I kept working the image…bright yellow light, like sunshine, the kind that helps flowers to grow. The light shined on my breast and in my breast grew a healthy, beautiful flower. The flower multiplied until there was a raucous bouquet – of big white daisies, delicate and sweet purple columbines and pansies, pink roses, yellow tulips… They all stretched toward the light, toward the nourishing, healing light.  This initial vision of my breast as a bouquet of flowers came to me many times. I went to it regularly to connect with the possibility of healing and health. Ultimately, I scribbled out the poem, My Garden (below), to capture some of this experience.
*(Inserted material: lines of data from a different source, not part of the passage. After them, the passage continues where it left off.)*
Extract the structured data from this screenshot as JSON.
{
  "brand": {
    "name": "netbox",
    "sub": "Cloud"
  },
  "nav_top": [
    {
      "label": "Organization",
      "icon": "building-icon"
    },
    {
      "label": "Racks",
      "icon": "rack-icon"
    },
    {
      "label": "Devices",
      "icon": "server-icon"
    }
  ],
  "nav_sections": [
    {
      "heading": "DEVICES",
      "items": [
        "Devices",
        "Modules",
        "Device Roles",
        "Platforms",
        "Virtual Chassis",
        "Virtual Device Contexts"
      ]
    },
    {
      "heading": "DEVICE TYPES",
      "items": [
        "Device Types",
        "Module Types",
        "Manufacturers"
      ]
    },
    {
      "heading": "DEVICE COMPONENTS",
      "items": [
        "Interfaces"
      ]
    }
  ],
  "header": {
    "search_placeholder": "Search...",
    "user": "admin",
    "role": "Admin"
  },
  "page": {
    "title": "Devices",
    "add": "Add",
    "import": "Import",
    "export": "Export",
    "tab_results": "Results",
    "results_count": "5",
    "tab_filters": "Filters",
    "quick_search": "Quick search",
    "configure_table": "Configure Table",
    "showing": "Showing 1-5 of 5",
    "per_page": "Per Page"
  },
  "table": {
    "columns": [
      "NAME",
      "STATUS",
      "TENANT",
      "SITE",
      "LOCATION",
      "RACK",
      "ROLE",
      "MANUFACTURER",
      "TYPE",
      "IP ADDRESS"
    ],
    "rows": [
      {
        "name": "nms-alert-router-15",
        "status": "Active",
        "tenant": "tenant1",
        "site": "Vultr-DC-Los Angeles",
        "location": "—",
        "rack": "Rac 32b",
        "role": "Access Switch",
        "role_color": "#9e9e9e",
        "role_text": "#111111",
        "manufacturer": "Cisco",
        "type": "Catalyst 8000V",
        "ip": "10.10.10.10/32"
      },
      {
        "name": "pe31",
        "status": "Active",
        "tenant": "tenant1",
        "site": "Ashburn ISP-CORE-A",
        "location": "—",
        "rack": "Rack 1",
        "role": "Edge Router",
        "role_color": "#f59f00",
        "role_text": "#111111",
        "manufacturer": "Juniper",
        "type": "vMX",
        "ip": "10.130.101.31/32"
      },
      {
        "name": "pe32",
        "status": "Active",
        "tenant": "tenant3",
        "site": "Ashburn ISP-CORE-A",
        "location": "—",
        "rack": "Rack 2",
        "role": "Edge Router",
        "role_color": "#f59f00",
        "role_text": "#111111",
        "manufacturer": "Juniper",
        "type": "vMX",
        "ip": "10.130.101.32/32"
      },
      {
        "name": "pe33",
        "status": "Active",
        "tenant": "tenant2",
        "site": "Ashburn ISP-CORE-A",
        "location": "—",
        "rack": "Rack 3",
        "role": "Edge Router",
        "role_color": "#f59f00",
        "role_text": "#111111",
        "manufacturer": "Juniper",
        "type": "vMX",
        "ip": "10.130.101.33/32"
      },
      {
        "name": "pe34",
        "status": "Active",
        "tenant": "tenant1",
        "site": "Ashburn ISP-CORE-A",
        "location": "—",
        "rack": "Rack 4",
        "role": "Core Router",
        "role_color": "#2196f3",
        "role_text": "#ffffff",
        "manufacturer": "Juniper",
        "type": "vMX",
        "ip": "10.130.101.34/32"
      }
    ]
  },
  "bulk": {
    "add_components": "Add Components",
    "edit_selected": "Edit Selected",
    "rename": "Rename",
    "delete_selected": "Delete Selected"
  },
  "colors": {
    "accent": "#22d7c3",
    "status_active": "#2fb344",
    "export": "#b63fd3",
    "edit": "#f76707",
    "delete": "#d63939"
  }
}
When I took the photo in this post of a late fall garden bouquet, it reminded me of my vision and the delicate beauty that resides in my breast (which had since been reconstructed).

My Garden
By Vicki L. Flaherty

I envisioned
Rich dark earth
That nourished seeds
And sprouted life
As flowers
A beautiful bouquet

Then there were weeds
So I put on my gloves
And grabbed my shovel
I gently uprooted
That which did not belong
So the collage of flowers
Would flourish in health
And incredible beauty

The garden has been invaded
Trampled by footsteps
Like a dog has enjoyed
A delightful little jaunt
Th rough the magic
Of Mother Nature

The flowers are crushed
The earth pressed down
It’s unnerving
The sensations and sadness
Of this new reality
I challenge myself
To move through it

And once again
I grab my gloves and shovel
And move the earth
Prepare the bed
For a floral display
That will emerge
Majestic and grand
Rich and colorful again

© copyright Vicki L. Flaherty, Mostly My Heart Sings